So, after that, we took the train back to Charleville. I stopped at the pharmacy, because I am sick again, and the Chloraseptic I have with me just isn't doing the trick. Pharmacies here have really strong medicine that is usually only available by presciption at home. I carefully explained my ailment to the pharmacist (swollen tonsils, sore throat, no fever) and she tried to give me a french version of Chloraseptic. I read the package and told her that my stuff like this was not working, and did she have anything else? She gave me Strepsils. These are losenges like chloraseptic stuff at home that numb your throat. The first one really worked. Since then, they have been dramatically less effective each time I take one, but luckily I think the worst of my illness is gone. Also, I am pretty sure I cannot get strep while taking these things, which is good news.
Then we went to the grocery store to get some stuff for supper before we went home. I made Alsacian salad for dinner.
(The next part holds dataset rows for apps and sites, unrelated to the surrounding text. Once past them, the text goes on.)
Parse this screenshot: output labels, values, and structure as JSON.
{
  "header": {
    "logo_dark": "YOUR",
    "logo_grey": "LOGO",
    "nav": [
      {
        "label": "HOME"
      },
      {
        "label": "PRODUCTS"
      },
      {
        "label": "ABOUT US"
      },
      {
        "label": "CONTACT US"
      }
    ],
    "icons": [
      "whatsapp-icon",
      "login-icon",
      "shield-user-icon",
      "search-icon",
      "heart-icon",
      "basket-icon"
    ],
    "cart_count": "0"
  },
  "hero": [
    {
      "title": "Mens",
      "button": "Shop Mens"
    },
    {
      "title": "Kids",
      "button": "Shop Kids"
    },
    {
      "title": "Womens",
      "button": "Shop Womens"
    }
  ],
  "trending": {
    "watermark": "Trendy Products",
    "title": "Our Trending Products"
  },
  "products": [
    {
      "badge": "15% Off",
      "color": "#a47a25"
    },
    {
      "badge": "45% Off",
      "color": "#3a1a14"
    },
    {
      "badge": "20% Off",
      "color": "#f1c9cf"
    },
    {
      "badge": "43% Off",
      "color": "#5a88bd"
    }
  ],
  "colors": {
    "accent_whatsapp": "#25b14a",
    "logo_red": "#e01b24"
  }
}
This is a salad that comes from Alsace, and consists of regular salad with roasted potatoes, thick chunks of bacon, and a poached egg on top. I didn't make it exactly to order (red russet potatoes that were sauteed with spices - not as good as Mom's - and an over easy egg - both with broken yolks due to culinary equipment problems -to replace the similar items), but it was still delicious. The only real way to describe this salad is to say it is like southern breakfast on top of a salad... yummy and healthy... loving it!
We ate and watched dubbed American series all night on TV, including a triple play of Sex in the City. Ah, nothing like a girls night in after a historical afternoon. All in all, it was a pretty good day.
(I know that I have missed a bunch of days, and I blame this on power outages, the 6th Harry Potter-currently bookmarked 20 pages before the end, illness, and the outside lights being turned off. I promise to give you at least a run-down soon. However, at the moment, I have to do some research for next week's lessons.) Love, hugs, and kisses, ~Heather